Early Life and Artistic Beginnings
Leonardo da Vinci was born out of wedlock to a notary, Piero da Vinci, and a peasant woman, Caterina. He spent his early years in the small town of Vinci, where he received a basic education in reading, writing, and arithmetic. Recognising his artistic talents, his father arranged for him to apprentice with Andrea del Verrocchio, a leading artist and teacher in Florence.
During his time with Verrocchio, Leonardo honed his skills in painting, sculpture, and the mechanical arts. He quickly surpassed his master and began to develop his unique artistic style, characterised by subtle transitions between light and shadow, known as “sfumato.” His deep understanding of anatomy, perspective, and the natural world allowed him to create remarkably lifelike and expressive works.
Innovations in Art
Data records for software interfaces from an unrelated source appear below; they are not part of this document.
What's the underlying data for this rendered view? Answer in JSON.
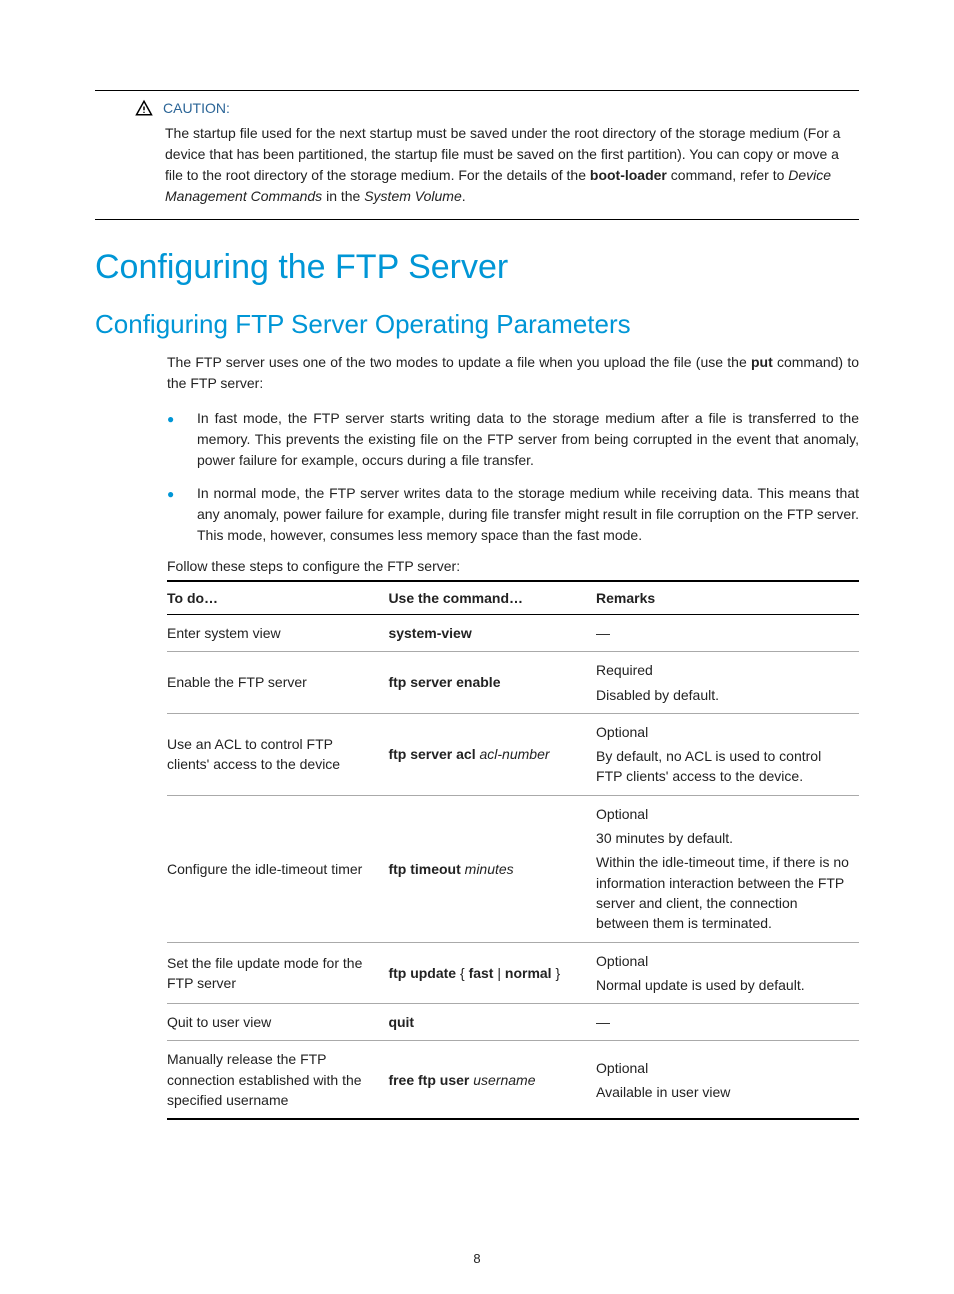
{
  "caution": {
    "label": "CAUTION:",
    "text_prefix": "The startup file used for the next startup must be saved under the root directory of the storage medium (For a device that has been partitioned, the startup file must be saved on the first partition). You can copy or move a file to the root directory of the storage medium. For the details of the ",
    "bold_cmd": "boot-loader",
    "text_mid": " command, refer to ",
    "italic1": "Device Management Commands",
    "text_in": " in the ",
    "italic2": "System Volume",
    "text_end": "."
  },
  "h1": "Configuring the FTP Server",
  "h2": "Configuring FTP Server Operating Parameters",
  "intro_prefix": "The FTP server uses one of the two modes to update a file when you upload the file (use the ",
  "intro_bold": "put",
  "intro_suffix": " command) to the FTP server:",
  "bullets": [
    "In fast mode, the FTP server starts writing data to the storage medium after a file is transferred to the memory. This prevents the existing file on the FTP server from being corrupted in the event that anomaly, power failure for example, occurs during a file transfer.",
    "In normal mode, the FTP server writes data to the storage medium while receiving data. This means that any anomaly, power failure for example, during file transfer might result in file corruption on the FTP server. This mode, however, consumes less memory space than the fast mode."
  ],
  "follow": "Follow these steps to configure the FTP server:",
  "table": {
    "headers": [
      "To do…",
      "Use the command…",
      "Remarks"
    ],
    "rows": [
      {
        "todo": "Enter system view",
        "cmd_bold": "system-view",
        "cmd_italic": "",
        "remarks": [
          "—"
        ]
      },
      {
        "todo": "Enable the FTP server",
        "cmd_bold": "ftp server enable",
        "cmd_italic": "",
        "remarks": [
          "Required",
          "Disabled by default."
        ]
      },
      {
        "todo": "Use an ACL to control FTP clients' access to the device",
        "cmd_bold": "ftp server acl",
        "cmd_italic": " acl-number",
        "remarks": [
          "Optional",
          "By default, no ACL is used to control FTP clients' access to the device."
        ]
      },
      {
        "todo": "Configure the idle-timeout timer",
        "cmd_bold": "ftp timeout",
        "cmd_italic": " minutes",
        "remarks": [
          "Optional",
          "30 minutes by default.",
          "Within the idle-timeout time, if there is no information interaction between the FTP server and client, the connection between them is terminated."
        ]
      },
      {
        "todo": "Set the file update mode for the FTP server",
        "cmd_bold": "ftp update",
        "cmd_mid": " { ",
        "cmd_bold2": "fast",
        "cmd_mid2": " | ",
        "cmd_bold3": "normal",
        "cmd_mid3": " }",
        "remarks": [
          "Optional",
          "Normal update is used by default."
        ]
      },
      {
        "todo": "Quit to user view",
        "cmd_bold": "quit",
        "cmd_italic": "",
        "remarks": [
          "—"
        ]
      },
      {
        "todo": "Manually release the FTP connection established with the specified username",
        "cmd_bold": "free ftp user",
        "cmd_italic": " username",
        "remarks": [
          "Optional",
          "Available in user view"
        ]
      }
    ]
  },
  "pageNumber": "8"
}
Leonardo’s most famous works include the iconic “Mona Lisa,” with her enigmatic smile, and “The Last Supper,” which captures the dramatic moment when Jesus announces that one of his disciples will betray him. Both paintings showcase Leonardo’s mastery of composition, emotion, and technique. His other notable works include “The Virgin of the Rocks,” “The Annunciation,” and “The Adoration of the Magi.”
Scientific Explorations and Inventions
Beyond his artistic achievements, Leonardo was an avid scientist and inventor. He studied anatomy, dissecting numerous human and animal bodies to better understand their structure and function. His meticulous drawings and notes provide valuable insights into the workings of the human body and paved the way for modern medical illustration.
Leonardo’s curiosity extended to engineering, astronomy, geology, and mathematics. He devised numerous inventions, including flying machines, armoured vehicles, and hydraulic systems. Though many of his ideas were ahead of their time and never realised during his lifetime, they serve as a testament to his boundless creativity and vision.
Death and Legacy
Leonardo da Vinci passed away on May 2, 1519, at the age of 67, leaving behind a wealth of artistic masterpieces, scientific discoveries, and inventive concepts. His work has continued to inspire generations of artists, scientists, and thinkers, and his influence can be seen in various aspects of modern culture.
As we remember Leonardo da Vinci on his death anniversary, we celebrate his remarkable life and the indelible mark he left on the world. His unquenchable curiosity, relentless pursuit of knowledge, and unbridled creativity serve as a reminder that the human spirit has the potential to achieve extraordinary things.